Dendritic cell vaccines are made from the person in whom they will be used. The process used to create this type of vaccine (known as an autologous vaccine) is complex and expensive. Doctors remove some immune cells from the patient’s blood and expose them in the lab to cancer cells or cancer antigens, as well as to other chemicals that turn the immune cells into dendritic cells and help them grow. The dendritic cells are then injected back into the patient, where they should cause an immune response to cancer cells in the body.

Vector-based vaccines: These vaccines use special delivery systems (called vectors) to make them more effective. They aren’t really a separate category of vaccine; for example, there are vector-based antigen vaccines.Vectors are special viruses, bacteria, yeast cells, or other structures that can be used to get antigens into the body. The vectors are often germs that have been altered to make sure they can no longer cause disease.

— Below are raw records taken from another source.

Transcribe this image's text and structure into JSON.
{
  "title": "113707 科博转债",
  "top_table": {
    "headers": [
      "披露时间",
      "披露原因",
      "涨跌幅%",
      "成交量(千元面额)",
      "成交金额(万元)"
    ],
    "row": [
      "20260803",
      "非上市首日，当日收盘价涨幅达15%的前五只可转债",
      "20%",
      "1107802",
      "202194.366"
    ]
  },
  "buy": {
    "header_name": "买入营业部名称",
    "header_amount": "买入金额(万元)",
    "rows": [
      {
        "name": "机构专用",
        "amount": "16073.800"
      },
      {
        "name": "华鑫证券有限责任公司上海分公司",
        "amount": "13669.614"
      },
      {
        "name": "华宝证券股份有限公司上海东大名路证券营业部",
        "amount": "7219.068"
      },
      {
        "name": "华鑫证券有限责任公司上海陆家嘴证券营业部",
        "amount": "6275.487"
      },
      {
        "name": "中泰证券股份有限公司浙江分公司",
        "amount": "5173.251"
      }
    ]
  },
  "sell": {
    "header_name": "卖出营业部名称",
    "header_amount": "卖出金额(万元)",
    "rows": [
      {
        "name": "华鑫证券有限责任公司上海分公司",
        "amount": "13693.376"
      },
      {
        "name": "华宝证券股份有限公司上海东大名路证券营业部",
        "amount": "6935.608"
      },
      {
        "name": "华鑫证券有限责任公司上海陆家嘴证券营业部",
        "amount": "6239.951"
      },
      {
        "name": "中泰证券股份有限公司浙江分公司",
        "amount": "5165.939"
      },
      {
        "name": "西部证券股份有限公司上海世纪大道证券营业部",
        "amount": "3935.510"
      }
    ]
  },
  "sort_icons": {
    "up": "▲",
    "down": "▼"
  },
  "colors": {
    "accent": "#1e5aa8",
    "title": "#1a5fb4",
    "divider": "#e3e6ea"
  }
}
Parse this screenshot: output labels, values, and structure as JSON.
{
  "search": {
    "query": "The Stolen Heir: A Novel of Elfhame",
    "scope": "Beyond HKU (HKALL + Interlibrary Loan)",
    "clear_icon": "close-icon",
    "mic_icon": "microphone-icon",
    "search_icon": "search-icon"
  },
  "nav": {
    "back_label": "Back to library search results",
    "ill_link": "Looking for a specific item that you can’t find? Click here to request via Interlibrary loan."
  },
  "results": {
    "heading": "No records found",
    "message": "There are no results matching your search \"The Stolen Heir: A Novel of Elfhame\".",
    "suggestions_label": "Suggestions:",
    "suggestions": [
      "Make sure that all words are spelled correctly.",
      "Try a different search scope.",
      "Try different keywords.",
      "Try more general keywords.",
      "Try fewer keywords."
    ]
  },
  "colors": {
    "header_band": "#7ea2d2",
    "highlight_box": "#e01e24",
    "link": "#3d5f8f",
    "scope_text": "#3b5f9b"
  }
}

Vectors can be helpful in making vaccines for a number of reasons. First, they can be used to deliver more than one cancer antigen at a time, which might make the body’s immune system more likely to mount a response. Second, vectors such as viruses and bacteria might trigger their own immune responses from the body, which could help make the overall immune response even stronger. Finally, these vaccines might be easier and less expensive to make than some other vaccines.

One thought on “The State of Cancer: Are we close to a cure?

Leave a Reply

Your email address will not be published. Required fields are marked *